The Afronaut: An introduction to a largely forgotten space program in Zambia in the 1960s. Did the leader of this wildly ambitious project, Edward Nkoloso, have a plan or was he just the delusional eccentric he was later made out to be?

The Telescope: A small town in the Karoo Desert of Northern South Africa has finally found its place in the world with the establishment of one of the biggest international science projects of our time. As the Square Kilometer Array (SKA) begins to take shape, we look at the telescope network that will likely transform the way we understand the universe and our place in it.

SOUND AFRICA is space for narratives that capture the dizzying complexity of the world’s second most populous continent.

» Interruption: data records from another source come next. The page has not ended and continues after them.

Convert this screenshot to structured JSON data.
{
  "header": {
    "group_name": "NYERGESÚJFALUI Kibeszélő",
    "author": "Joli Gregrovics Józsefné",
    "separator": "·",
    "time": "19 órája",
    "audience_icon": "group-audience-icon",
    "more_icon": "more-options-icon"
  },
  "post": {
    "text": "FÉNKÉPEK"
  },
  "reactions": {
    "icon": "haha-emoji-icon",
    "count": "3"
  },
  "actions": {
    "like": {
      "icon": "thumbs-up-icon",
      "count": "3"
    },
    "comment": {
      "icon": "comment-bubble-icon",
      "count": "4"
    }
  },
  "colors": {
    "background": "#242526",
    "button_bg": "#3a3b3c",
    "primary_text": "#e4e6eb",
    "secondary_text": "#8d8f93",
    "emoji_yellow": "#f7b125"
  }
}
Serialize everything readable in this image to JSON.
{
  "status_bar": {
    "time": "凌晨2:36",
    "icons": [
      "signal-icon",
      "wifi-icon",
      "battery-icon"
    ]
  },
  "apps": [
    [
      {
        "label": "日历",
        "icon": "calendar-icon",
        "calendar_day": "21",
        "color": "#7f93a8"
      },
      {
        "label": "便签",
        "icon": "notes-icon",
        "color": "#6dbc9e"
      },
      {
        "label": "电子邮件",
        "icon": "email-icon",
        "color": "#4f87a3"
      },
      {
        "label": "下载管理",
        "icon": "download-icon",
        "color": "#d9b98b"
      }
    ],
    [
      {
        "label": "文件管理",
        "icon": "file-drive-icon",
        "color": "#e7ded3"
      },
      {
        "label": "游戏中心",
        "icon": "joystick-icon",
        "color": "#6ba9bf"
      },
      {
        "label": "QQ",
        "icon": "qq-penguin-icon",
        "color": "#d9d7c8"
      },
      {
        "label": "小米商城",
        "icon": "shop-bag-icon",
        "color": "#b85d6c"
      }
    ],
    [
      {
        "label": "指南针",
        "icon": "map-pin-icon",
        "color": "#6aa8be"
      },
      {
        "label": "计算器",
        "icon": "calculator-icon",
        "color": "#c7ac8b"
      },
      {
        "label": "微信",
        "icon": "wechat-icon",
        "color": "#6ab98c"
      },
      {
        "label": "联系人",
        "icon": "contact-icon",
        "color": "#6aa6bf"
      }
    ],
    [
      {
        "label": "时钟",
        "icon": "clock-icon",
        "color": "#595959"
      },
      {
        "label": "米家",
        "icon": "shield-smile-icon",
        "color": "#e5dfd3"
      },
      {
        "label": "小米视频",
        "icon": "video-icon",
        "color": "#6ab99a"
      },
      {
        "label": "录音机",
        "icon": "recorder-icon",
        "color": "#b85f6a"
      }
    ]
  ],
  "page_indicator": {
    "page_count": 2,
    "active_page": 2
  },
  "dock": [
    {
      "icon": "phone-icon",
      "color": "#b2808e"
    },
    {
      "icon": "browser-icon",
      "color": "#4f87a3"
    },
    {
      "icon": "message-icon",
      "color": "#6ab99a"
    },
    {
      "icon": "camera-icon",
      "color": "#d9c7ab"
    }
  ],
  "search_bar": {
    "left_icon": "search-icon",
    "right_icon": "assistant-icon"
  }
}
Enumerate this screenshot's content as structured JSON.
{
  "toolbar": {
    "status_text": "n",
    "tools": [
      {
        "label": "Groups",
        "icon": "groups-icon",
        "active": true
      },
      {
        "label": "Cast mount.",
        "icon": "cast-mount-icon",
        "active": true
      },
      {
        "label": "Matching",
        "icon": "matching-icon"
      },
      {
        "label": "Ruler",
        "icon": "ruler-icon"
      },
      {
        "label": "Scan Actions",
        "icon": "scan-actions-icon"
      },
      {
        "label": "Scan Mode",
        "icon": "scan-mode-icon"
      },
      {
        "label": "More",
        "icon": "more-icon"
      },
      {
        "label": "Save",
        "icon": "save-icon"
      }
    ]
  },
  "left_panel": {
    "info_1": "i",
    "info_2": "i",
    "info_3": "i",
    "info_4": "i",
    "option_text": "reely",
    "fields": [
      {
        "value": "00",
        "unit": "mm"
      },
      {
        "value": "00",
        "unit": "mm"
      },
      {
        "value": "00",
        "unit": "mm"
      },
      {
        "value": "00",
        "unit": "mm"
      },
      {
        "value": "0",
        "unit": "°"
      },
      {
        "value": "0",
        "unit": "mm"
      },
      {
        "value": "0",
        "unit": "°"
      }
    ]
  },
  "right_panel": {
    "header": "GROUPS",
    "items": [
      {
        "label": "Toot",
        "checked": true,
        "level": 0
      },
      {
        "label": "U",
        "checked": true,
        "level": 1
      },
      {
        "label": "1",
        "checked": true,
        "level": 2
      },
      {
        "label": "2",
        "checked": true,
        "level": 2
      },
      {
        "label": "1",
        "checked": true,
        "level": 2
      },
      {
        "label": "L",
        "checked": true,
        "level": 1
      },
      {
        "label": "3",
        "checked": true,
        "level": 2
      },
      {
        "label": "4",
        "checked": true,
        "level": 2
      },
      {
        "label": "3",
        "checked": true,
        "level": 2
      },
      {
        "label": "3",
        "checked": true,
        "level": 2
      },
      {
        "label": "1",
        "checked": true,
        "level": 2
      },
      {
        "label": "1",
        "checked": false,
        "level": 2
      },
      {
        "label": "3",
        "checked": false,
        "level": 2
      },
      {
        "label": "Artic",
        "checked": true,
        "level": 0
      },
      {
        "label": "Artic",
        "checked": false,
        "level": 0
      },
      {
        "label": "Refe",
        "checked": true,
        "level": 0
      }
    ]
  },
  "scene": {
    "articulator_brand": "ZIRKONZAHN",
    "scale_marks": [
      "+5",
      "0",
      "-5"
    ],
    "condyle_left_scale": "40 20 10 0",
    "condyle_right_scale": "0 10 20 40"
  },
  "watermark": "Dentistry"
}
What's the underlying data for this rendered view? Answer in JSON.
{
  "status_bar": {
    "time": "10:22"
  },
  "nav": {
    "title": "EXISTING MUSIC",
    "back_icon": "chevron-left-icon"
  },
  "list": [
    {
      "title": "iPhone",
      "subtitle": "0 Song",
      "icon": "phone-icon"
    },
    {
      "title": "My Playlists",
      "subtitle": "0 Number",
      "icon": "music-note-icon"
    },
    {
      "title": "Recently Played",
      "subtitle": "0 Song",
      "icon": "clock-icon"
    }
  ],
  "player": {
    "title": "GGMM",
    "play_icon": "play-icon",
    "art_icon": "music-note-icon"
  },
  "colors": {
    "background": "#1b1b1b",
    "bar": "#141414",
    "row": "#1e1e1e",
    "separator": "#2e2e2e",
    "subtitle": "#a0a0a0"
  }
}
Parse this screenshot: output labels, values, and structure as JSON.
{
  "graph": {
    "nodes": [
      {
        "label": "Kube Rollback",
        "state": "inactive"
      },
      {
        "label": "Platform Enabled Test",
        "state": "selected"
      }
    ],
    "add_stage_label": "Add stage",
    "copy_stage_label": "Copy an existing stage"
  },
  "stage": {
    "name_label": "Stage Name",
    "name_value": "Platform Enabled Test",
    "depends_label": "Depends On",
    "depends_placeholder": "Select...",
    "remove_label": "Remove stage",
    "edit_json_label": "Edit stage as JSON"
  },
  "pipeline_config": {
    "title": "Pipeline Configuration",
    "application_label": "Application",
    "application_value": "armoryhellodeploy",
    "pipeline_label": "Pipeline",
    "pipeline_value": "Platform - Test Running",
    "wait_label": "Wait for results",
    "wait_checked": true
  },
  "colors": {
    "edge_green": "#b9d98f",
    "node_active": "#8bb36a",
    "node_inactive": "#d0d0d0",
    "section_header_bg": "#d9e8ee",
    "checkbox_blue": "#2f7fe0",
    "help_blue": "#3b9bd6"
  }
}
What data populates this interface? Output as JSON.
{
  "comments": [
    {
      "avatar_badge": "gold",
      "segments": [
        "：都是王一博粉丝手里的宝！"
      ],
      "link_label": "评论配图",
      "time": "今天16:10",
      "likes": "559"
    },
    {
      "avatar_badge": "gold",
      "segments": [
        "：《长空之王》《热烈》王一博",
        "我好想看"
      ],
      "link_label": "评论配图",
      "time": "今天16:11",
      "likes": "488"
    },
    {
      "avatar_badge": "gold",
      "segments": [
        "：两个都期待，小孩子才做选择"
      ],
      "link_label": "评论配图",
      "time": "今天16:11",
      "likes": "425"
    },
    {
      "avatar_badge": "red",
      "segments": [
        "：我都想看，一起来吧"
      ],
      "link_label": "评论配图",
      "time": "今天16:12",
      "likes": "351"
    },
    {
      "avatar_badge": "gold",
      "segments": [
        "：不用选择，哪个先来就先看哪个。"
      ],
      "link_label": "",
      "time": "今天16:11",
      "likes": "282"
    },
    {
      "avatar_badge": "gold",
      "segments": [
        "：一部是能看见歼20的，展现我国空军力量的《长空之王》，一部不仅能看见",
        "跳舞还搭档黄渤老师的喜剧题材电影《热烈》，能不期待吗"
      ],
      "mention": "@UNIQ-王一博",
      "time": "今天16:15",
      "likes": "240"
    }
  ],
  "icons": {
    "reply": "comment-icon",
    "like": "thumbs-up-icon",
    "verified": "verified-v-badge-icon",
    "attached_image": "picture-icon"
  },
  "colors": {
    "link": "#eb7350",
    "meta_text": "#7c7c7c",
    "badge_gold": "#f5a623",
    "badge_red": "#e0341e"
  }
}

It would be pretty hard to argue that Africa is fairly represented in the Western media. Coverage of the continent is often one-dimensional and fails to scratch beneath the surface, and critical African voices are often ignored. Part of the problem is a lack of home-grown African media that is able to undermine weary old clichés and deliver fresh angles and analysis. We want to help fill the gap by telling the types of stories that rarely make it onto the network news, from quirky and obscure to hard-hitting and thought-provoking.

We’re not talking about glossy postcard portrayals of the continent. We’re talking about stories that capture the intricacies and multiple sides of life and society – the good and the bad, warts and all! We aim to amplify African voices through the power of digital audio and the internet.

Most importantly, we want to connect with storytellers from different parts of the world, African and non-African, who share a deep interest in the continent and its diaspora. We hope our dream is not too quixotic. But why should it be? There is no lack of highly talented journalists and storytellers who are able to tell the sorts of stories we are looking for. So, if you are one of them, then get in touch. Send us an email: info@soundafrica.org.